I am a Grade 5 educator in India, and I recently attended a workshop hosted by the Right Question Institute. The workshop introduced me to the concept of guiding students to formulate their primary source questions, which sparked my curiosity to implement it immediately in our unit of inquiry on energy stores and transformations, collaborating with our STEM educator.
Step 1: Observing and formulating questions
We began the journey by setting up different windmill stations in our lab, each crafted with Lego bricks. The students grouped up, chose stations, and keenly observed the windmills. Their task was to create questions based on their observations within a five-minute period. Every question was considered valuable, and they did not hold back in generating as many questions as possible.
Step 2: Open-ended and close-ended questions
Next, we explored the distinction between open-ended and close-ended questions. Students worked collaboratively to categorise their formulated questions accordingly. They quickly grasped the difference – close-ended questions have definitive answers, while open-ended questions delve deeper into the topic, sparking further inquiry.
Step 3: Converting questions
The students then converted open-ended questions into close-ended and vice versa. This exercise strengthened their understanding of inquiry scope and the significance of open-ended questions in exploring concepts more profoundly. Their enthusiasm and sense of ownership in their learning were palpable.
Step 4: Prioritizing burning questions
We emphasized the importance of “burning questions” – those that fuel a deeper pursuit of answers. Students selected three burning questions from their list, and they were thrilled to see these questions, along with others, displayed on our classroom wall.
Step 5-8: Unpacking central ideas and planning inquiry
To continue their inquiry, students categorised questions under each line of inquiry and identified primary and secondary sources to find answers. They crafted research plans using flowcharts and sketch notes, ensuring their learning outcomes were met.
Step 9: Ownership of learning
As students completed their inquiry, they revisited their burning questions, ticking them off one by one. This moment marked a sense of accomplishment as they became knowledgeable, reflective thinkers. Teaching students to ask their own questions nurtured critical thinking, engaging them in meaningful collaborative discussions.
By fostering student-led inquiry through question formulation, we develop their critical thinking skills. We found students were more engaged in meaningful collaborative discussions. I aim to refine this technique further and use it not only at the beginning of the inquiry but also during the inquiry.
Aanchal Shah is an experienced Primary Years Programme (PYP) educator, with a strong background in curriculum planning, inquiry and concept-based learning, differentiation, design thinking, and effective classroom management.
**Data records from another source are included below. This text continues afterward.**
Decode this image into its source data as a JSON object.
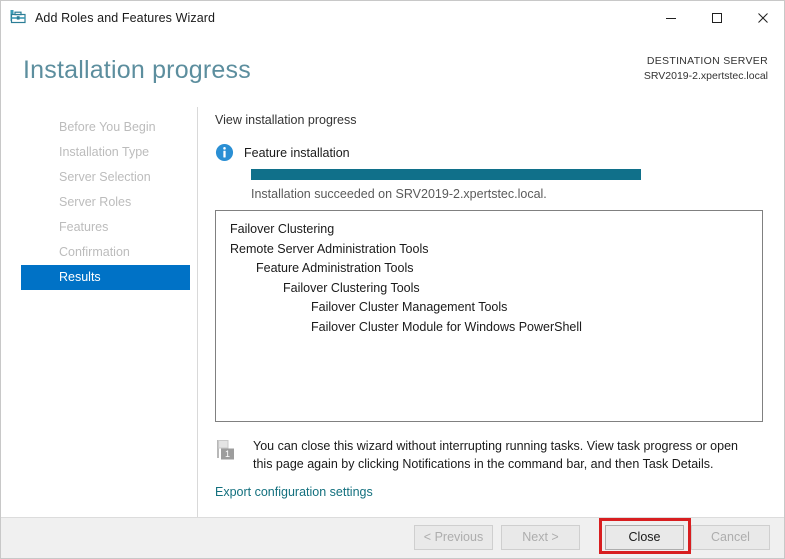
{
  "window": {
    "title": "Add Roles and Features Wizard",
    "app_icon": "toolbox-icon",
    "controls": {
      "minimize": "Minimize",
      "maximize": "Maximize",
      "close": "Close"
    }
  },
  "header": {
    "page_title": "Installation progress",
    "destination_label": "DESTINATION SERVER",
    "destination_server": "SRV2019-2.xpertstec.local"
  },
  "sidebar": {
    "items": [
      {
        "label": "Before You Begin",
        "active": false
      },
      {
        "label": "Installation Type",
        "active": false
      },
      {
        "label": "Server Selection",
        "active": false
      },
      {
        "label": "Server Roles",
        "active": false
      },
      {
        "label": "Features",
        "active": false
      },
      {
        "label": "Confirmation",
        "active": false
      },
      {
        "label": "Results",
        "active": true
      }
    ]
  },
  "main": {
    "heading": "View installation progress",
    "info_icon": "info-circle-icon",
    "feature_label": "Feature installation",
    "progress_percent": 100,
    "progress_color": "#10708a",
    "status_text": "Installation succeeded on SRV2019-2.xpertstec.local.",
    "results": [
      {
        "text": "Failover Clustering",
        "indent": 0
      },
      {
        "text": "Remote Server Administration Tools",
        "indent": 0
      },
      {
        "text": "Feature Administration Tools",
        "indent": 1
      },
      {
        "text": "Failover Clustering Tools",
        "indent": 2
      },
      {
        "text": "Failover Cluster Management Tools",
        "indent": 3
      },
      {
        "text": "Failover Cluster Module for Windows PowerShell",
        "indent": 3
      }
    ],
    "note_icon": "notification-flag-icon",
    "note_badge": "1",
    "note_text": "You can close this wizard without interrupting running tasks. View task progress or open this page again by clicking Notifications in the command bar, and then Task Details.",
    "export_link": "Export configuration settings"
  },
  "footer": {
    "buttons": [
      {
        "id": "previous",
        "label": "< Previous",
        "enabled": false
      },
      {
        "id": "next",
        "label": "Next >",
        "enabled": false
      },
      {
        "id": "close",
        "label": "Close",
        "enabled": true
      },
      {
        "id": "cancel",
        "label": "Cancel",
        "enabled": false
      }
    ]
  },
  "annotation": {
    "highlight_color": "#d81e20",
    "highlight_target": "close-button"
  }
}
Her expertise involves fostering student-led inquiry and guiding students through the PYP Exhibition, having successfully facilitated this significant milestone twice. Additionally, she will be working as the grade level coordinator for Grade 4 for the academic year 2023/2024.